The Civil Engineering Department established a Construction Management Program in the early 1990s, led by Alumnus Jack Mascaro and Dr. John Richards, at the urging of local construction firms. Today the program is led by John Sebastian. The Environmental Engineering program became a separate major recently, being accredited in 2016 as part of the push led by current Civil and Environmental Chair Dr. Radisav Vidic. The Mascaro Center for Sustainable Innovation was established in 2003 and has been a research power-house ever since, supporting both student summer research endeavors and year-round innovative research. Its faculty developed a University-wide certificate in sustainability and a MS degree in sustainable engineering.
The introduction of the concrete canoe competition took place in 1990, resulting in the start of their team for the 1991 races, a competition that still has strong roots at Pitt. Some recent awards that the Pitt Chapter has received include Distinguished Region II Chapter Award in 2013 and a Letter of Honorable Mention in 2014. Pitt took home Second Place Overall at the Ohio Valley Student Conference in 2015, and a Third Place Overall in 2016. During 2016, Pitt was also selected as one of two finalists for the Richard J. Scranton Outstanding Service Award.
They have also continued to progress their community outreach, partnering heavily with Pitt’s Chapter of the Society of Women Engineers. In March of 2019, Pitt’s Student Chapter hosted their first large-scale outreach event for high school students interested in Civil Engineering, an event sponsored by the Pittsburgh Section, Region II, and CEC. The University of Pittsburgh’s Student Chapter received Distinguished Region II Awards in 2016, 2017, and 2018. In addition, the chapter has been a Top Five Finalist for the Robert Ridgeway Award in both 2016 and 2017, an award given to the single most outstanding student chapter in the world. Pitt also received an Honorable Mention Chapter in 2019, as well as First Place Overall at OVSC, and also the Spirit Award.

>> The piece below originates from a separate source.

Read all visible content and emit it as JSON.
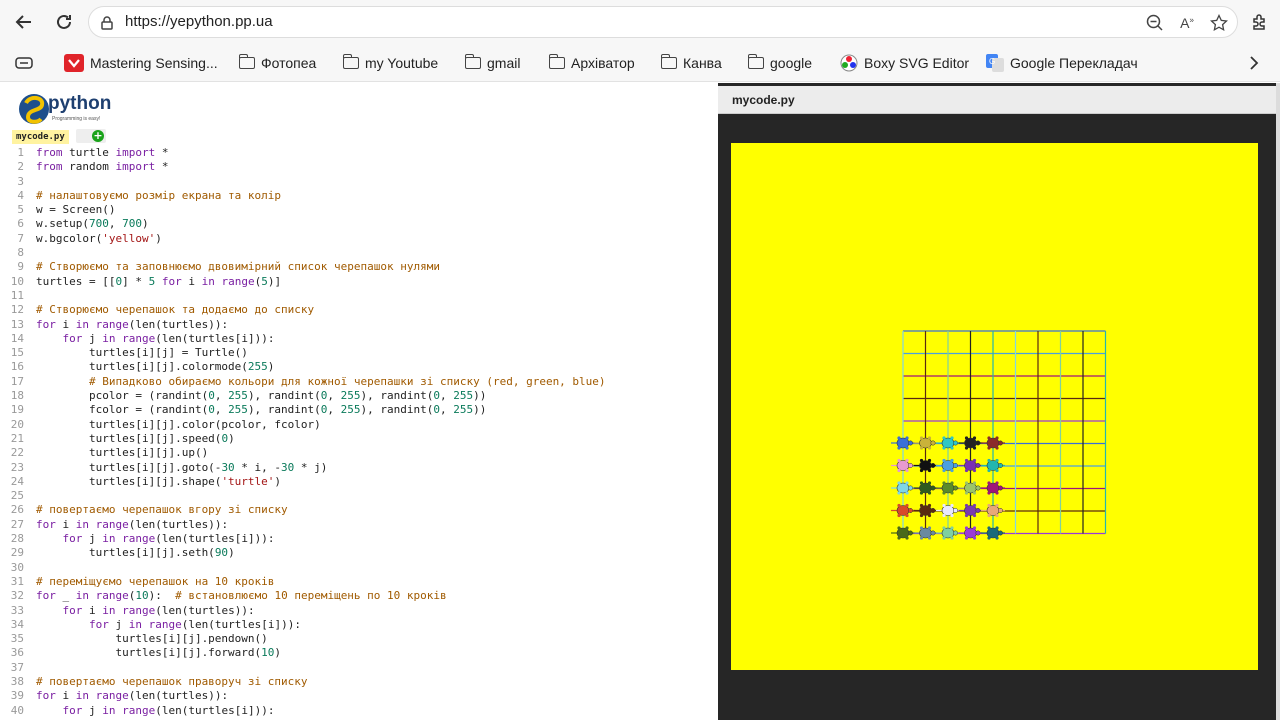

Additionally, Pitt ASCE’s current president, Kaitie DeOre, was recently awarded the 2019 Region II Most Outstanding Student Member Award for her involvement with the chapter. To date, there have been 4,130 Civil Engineering Bachelor’s graduates, 1,449 Master’s graduates, and 234 Ph. D. graduates.